• Task to carry out: Would you restate the entries below exactly, keeping every line?

• Records shown:
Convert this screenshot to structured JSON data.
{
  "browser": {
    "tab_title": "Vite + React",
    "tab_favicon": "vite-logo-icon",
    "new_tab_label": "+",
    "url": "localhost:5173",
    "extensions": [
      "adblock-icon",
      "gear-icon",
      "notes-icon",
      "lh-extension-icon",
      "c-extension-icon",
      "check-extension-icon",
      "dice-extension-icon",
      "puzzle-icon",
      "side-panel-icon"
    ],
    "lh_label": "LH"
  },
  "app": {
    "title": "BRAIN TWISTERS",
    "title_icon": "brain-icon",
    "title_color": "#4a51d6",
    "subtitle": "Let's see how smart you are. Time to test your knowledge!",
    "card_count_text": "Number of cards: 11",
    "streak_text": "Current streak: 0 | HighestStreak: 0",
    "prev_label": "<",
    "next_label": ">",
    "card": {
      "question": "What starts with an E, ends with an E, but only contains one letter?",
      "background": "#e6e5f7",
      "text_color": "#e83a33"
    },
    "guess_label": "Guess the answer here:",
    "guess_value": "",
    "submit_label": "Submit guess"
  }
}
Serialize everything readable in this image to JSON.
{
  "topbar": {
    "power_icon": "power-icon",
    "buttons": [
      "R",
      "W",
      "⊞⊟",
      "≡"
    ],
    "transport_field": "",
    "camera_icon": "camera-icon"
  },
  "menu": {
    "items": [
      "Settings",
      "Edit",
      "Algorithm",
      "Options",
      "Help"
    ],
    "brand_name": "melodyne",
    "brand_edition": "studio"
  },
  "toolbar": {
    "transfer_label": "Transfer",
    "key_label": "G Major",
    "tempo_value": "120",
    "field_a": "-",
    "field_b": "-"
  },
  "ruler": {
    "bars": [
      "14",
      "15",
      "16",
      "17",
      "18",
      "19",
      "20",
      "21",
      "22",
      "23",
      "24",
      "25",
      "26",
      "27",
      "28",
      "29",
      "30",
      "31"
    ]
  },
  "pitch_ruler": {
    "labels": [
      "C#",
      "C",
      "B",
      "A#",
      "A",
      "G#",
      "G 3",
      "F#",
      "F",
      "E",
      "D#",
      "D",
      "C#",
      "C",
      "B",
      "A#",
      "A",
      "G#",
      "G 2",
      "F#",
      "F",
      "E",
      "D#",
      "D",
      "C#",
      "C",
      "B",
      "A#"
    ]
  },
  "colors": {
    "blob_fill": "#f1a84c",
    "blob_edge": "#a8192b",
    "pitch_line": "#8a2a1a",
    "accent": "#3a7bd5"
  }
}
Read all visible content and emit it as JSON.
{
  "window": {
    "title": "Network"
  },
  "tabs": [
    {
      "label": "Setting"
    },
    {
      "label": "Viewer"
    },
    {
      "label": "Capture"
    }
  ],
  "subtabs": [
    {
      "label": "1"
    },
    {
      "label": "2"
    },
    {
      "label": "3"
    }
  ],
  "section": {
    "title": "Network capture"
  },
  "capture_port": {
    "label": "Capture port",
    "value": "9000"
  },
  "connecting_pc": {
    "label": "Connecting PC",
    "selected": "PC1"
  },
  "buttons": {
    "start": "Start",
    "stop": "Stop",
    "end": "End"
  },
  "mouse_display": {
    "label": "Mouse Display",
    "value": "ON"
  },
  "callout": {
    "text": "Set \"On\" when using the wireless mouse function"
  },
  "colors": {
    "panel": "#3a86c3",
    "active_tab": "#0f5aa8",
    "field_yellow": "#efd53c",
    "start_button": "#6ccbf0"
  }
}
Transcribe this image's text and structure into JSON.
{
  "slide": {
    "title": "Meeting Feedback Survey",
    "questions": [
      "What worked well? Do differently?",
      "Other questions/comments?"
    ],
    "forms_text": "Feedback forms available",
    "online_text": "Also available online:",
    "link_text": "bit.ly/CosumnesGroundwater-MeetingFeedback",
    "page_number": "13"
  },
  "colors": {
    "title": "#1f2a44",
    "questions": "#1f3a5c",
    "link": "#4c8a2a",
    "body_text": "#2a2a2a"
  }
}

• Task output:
Convert this screenshot to structured JSON data.
{
  "browser": {
    "tab_title": "Vite + React",
    "tab_favicon": "vite-logo-icon",
    "new_tab_label": "+",
    "url": "localhost:5173",
    "extensions": [
      "adblock-icon",
      "gear-icon",
      "notes-icon",
      "lh-extension-icon",
      "c-extension-icon",
      "check-extension-icon",
      "dice-extension-icon",
      "puzzle-icon",
      "side-panel-icon"
    ],
    "lh_label": "LH"
  },
  "app": {
    "title": "BRAIN TWISTERS",
    "title_icon": "brain-icon",
    "title_color": "#4a51d6",
    "subtitle": "Let's see how smart you are. Time to test your knowledge!",
    "card_count_text": "Number of cards: 11",
    "streak_text": "Current streak: 0 | HighestStreak: 0",
    "prev_label": "<",
    "next_label": ">",
    "card": {
      "question": "What starts with an E, ends with an E, but only contains one letter?",
      "background": "#e6e5f7",
      "text_color": "#e83a33"
    },
    "guess_label": "Guess the answer here:",
    "guess_value": "",
    "submit_label": "Submit guess"
  }
}
Serialize everything readable in this image to JSON.
{
  "topbar": {
    "power_icon": "power-icon",
    "buttons": [
      "R",
      "W",
      "⊞⊟",
      "≡"
    ],
    "transport_field": "",
    "camera_icon": "camera-icon"
  },
  "menu": {
    "items": [
      "Settings",
      "Edit",
      "Algorithm",
      "Options",
      "Help"
    ],
    "brand_name": "melodyne",
    "brand_edition": "studio"
  },
  "toolbar": {
    "transfer_label": "Transfer",
    "key_label": "G Major",
    "tempo_value": "120",
    "field_a": "-",
    "field_b": "-"
  },
  "ruler": {
    "bars": [
      "14",
      "15",
      "16",
      "17",
      "18",
      "19",
      "20",
      "21",
      "22",
      "23",
      "24",
      "25",
      "26",
      "27",
      "28",
      "29",
      "30",
      "31"
    ]
  },
  "pitch_ruler": {
    "labels": [
      "C#",
      "C",
      "B",
      "A#",
      "A",
      "G#",
      "G 3",
      "F#",
      "F",
      "E",
      "D#",
      "D",
      "C#",
      "C",
      "B",
      "A#",
      "A",
      "G#",
      "G 2",
      "F#",
      "F",
      "E",
      "D#",
      "D",
      "C#",
      "C",
      "B",
      "A#"
    ]
  },
  "colors": {
    "blob_fill": "#f1a84c",
    "blob_edge": "#a8192b",
    "pitch_line": "#8a2a1a",
    "accent": "#3a7bd5"
  }
}
Read all visible content and emit it as JSON.
{
  "window": {
    "title": "Network"
  },
  "tabs": [
    {
      "label": "Setting"
    },
    {
      "label": "Viewer"
    },
    {
      "label": "Capture"
    }
  ],
  "subtabs": [
    {
      "label": "1"
    },
    {
      "label": "2"
    },
    {
      "label": "3"
    }
  ],
  "section": {
    "title": "Network capture"
  },
  "capture_port": {
    "label": "Capture port",
    "value": "9000"
  },
  "connecting_pc": {
    "label": "Connecting PC",
    "selected": "PC1"
  },
  "buttons": {
    "start": "Start",
    "stop": "Stop",
    "end": "End"
  },
  "mouse_display": {
    "label": "Mouse Display",
    "value": "ON"
  },
  "callout": {
    "text": "Set \"On\" when using the wireless mouse function"
  },
  "colors": {
    "panel": "#3a86c3",
    "active_tab": "#0f5aa8",
    "field_yellow": "#efd53c",
    "start_button": "#6ccbf0"
  }
}
Transcribe this image's text and structure into JSON.
{
  "slide": {
    "title": "Meeting Feedback Survey",
    "questions": [
      "What worked well? Do differently?",
      "Other questions/comments?"
    ],
    "forms_text": "Feedback forms available",
    "online_text": "Also available online:",
    "link_text": "bit.ly/CosumnesGroundwater-MeetingFeedback",
    "page_number": "13"
  },
  "colors": {
    "title": "#1f2a44",
    "questions": "#1f3a5c",
    "link": "#4c8a2a",
    "body_text": "#2a2a2a"
  }
}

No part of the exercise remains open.